» Input
################

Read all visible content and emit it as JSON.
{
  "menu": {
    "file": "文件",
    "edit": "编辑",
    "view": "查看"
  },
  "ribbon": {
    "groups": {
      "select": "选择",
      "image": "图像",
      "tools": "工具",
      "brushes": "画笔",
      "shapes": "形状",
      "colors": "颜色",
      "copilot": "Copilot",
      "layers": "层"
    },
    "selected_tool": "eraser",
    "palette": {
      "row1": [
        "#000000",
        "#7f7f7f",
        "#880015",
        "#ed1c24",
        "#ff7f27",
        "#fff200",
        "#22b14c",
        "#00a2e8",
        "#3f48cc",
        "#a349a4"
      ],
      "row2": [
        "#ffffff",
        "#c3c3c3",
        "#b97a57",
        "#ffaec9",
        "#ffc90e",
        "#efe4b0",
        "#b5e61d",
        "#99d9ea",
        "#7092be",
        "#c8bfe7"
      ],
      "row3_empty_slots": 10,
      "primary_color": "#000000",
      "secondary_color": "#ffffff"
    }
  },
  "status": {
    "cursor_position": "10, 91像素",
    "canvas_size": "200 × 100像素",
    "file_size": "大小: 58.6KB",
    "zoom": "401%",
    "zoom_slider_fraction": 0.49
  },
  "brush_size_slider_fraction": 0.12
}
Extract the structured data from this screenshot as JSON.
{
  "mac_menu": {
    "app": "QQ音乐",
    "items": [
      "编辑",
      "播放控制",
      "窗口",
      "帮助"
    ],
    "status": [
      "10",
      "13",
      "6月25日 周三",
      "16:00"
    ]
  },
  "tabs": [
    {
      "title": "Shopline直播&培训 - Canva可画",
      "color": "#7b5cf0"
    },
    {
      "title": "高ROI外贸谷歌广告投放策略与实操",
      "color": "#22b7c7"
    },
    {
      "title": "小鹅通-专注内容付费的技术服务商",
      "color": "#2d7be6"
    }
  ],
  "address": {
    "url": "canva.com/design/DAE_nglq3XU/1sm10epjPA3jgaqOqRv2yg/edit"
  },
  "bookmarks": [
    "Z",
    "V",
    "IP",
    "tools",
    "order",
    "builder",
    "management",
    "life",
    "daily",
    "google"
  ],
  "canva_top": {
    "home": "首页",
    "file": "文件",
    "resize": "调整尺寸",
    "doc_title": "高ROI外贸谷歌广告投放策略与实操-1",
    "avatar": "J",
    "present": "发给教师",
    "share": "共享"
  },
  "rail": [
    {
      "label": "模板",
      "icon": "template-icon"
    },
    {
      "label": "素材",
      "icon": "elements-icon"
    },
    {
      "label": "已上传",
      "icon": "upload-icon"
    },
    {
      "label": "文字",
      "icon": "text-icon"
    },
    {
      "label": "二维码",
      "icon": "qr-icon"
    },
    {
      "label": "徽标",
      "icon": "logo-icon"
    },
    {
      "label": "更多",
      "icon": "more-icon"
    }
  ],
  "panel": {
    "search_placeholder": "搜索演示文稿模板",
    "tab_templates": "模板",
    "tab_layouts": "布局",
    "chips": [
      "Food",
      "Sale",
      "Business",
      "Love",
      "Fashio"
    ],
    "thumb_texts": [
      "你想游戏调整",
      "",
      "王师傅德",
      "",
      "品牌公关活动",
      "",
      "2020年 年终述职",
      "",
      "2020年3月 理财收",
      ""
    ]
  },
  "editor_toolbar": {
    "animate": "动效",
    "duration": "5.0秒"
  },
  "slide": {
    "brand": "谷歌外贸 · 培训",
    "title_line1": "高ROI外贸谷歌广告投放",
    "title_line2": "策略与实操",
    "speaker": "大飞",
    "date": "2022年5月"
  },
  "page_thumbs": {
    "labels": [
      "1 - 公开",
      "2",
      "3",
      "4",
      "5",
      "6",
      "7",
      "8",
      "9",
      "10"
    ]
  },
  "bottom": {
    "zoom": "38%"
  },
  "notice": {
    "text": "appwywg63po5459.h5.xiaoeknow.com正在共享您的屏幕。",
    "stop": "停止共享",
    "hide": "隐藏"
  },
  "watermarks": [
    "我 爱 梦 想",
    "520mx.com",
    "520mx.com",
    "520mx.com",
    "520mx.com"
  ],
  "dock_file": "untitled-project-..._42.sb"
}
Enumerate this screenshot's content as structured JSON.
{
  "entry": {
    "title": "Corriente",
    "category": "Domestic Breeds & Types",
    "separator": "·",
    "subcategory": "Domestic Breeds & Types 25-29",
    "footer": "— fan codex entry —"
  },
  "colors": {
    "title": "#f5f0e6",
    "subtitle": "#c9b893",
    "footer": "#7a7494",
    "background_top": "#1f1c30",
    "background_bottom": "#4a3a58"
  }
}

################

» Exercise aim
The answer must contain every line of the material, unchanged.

» Task solution
Read all visible content and emit it as JSON.
{
  "menu": {
    "file": "文件",
    "edit": "编辑",
    "view": "查看"
  },
  "ribbon": {
    "groups": {
      "select": "选择",
      "image": "图像",
      "tools": "工具",
      "brushes": "画笔",
      "shapes": "形状",
      "colors": "颜色",
      "copilot": "Copilot",
      "layers": "层"
    },
    "selected_tool": "eraser",
    "palette": {
      "row1": [
        "#000000",
        "#7f7f7f",
        "#880015",
        "#ed1c24",
        "#ff7f27",
        "#fff200",
        "#22b14c",
        "#00a2e8",
        "#3f48cc",
        "#a349a4"
      ],
      "row2": [
        "#ffffff",
        "#c3c3c3",
        "#b97a57",
        "#ffaec9",
        "#ffc90e",
        "#efe4b0",
        "#b5e61d",
        "#99d9ea",
        "#7092be",
        "#c8bfe7"
      ],
      "row3_empty_slots": 10,
      "primary_color": "#000000",
      "secondary_color": "#ffffff"
    }
  },
  "status": {
    "cursor_position": "10, 91像素",
    "canvas_size": "200 × 100像素",
    "file_size": "大小: 58.6KB",
    "zoom": "401%",
    "zoom_slider_fraction": 0.49
  },
  "brush_size_slider_fraction": 0.12
}
Extract the structured data from this screenshot as JSON.
{
  "mac_menu": {
    "app": "QQ音乐",
    "items": [
      "编辑",
      "播放控制",
      "窗口",
      "帮助"
    ],
    "status": [
      "10",
      "13",
      "6月25日 周三",
      "16:00"
    ]
  },
  "tabs": [
    {
      "title": "Shopline直播&培训 - Canva可画",
      "color": "#7b5cf0"
    },
    {
      "title": "高ROI外贸谷歌广告投放策略与实操",
      "color": "#22b7c7"
    },
    {
      "title": "小鹅通-专注内容付费的技术服务商",
      "color": "#2d7be6"
    }
  ],
  "address": {
    "url": "canva.com/design/DAE_nglq3XU/1sm10epjPA3jgaqOqRv2yg/edit"
  },
  "bookmarks": [
    "Z",
    "V",
    "IP",
    "tools",
    "order",
    "builder",
    "management",
    "life",
    "daily",
    "google"
  ],
  "canva_top": {
    "home": "首页",
    "file": "文件",
    "resize": "调整尺寸",
    "doc_title": "高ROI外贸谷歌广告投放策略与实操-1",
    "avatar": "J",
    "present": "发给教师",
    "share": "共享"
  },
  "rail": [
    {
      "label": "模板",
      "icon": "template-icon"
    },
    {
      "label": "素材",
      "icon": "elements-icon"
    },
    {
      "label": "已上传",
      "icon": "upload-icon"
    },
    {
      "label": "文字",
      "icon": "text-icon"
    },
    {
      "label": "二维码",
      "icon": "qr-icon"
    },
    {
      "label": "徽标",
      "icon": "logo-icon"
    },
    {
      "label": "更多",
      "icon": "more-icon"
    }
  ],
  "panel": {
    "search_placeholder": "搜索演示文稿模板",
    "tab_templates": "模板",
    "tab_layouts": "布局",
    "chips": [
      "Food",
      "Sale",
      "Business",
      "Love",
      "Fashio"
    ],
    "thumb_texts": [
      "你想游戏调整",
      "",
      "王师傅德",
      "",
      "品牌公关活动",
      "",
      "2020年 年终述职",
      "",
      "2020年3月 理财收",
      ""
    ]
  },
  "editor_toolbar": {
    "animate": "动效",
    "duration": "5.0秒"
  },
  "slide": {
    "brand": "谷歌外贸 · 培训",
    "title_line1": "高ROI外贸谷歌广告投放",
    "title_line2": "策略与实操",
    "speaker": "大飞",
    "date": "2022年5月"
  },
  "page_thumbs": {
    "labels": [
      "1 - 公开",
      "2",
      "3",
      "4",
      "5",
      "6",
      "7",
      "8",
      "9",
      "10"
    ]
  },
  "bottom": {
    "zoom": "38%"
  },
  "notice": {
    "text": "appwywg63po5459.h5.xiaoeknow.com正在共享您的屏幕。",
    "stop": "停止共享",
    "hide": "隐藏"
  },
  "watermarks": [
    "我 爱 梦 想",
    "520mx.com",
    "520mx.com",
    "520mx.com",
    "520mx.com"
  ],
  "dock_file": "untitled-project-..._42.sb"
}
Enumerate this screenshot's content as structured JSON.
{
  "entry": {
    "title": "Corriente",
    "category": "Domestic Breeds & Types",
    "separator": "·",
    "subcategory": "Domestic Breeds & Types 25-29",
    "footer": "— fan codex entry —"
  },
  "colors": {
    "title": "#f5f0e6",
    "subtitle": "#c9b893",
    "footer": "#7a7494",
    "background_top": "#1f1c30",
    "background_bottom": "#4a3a58"
  }
}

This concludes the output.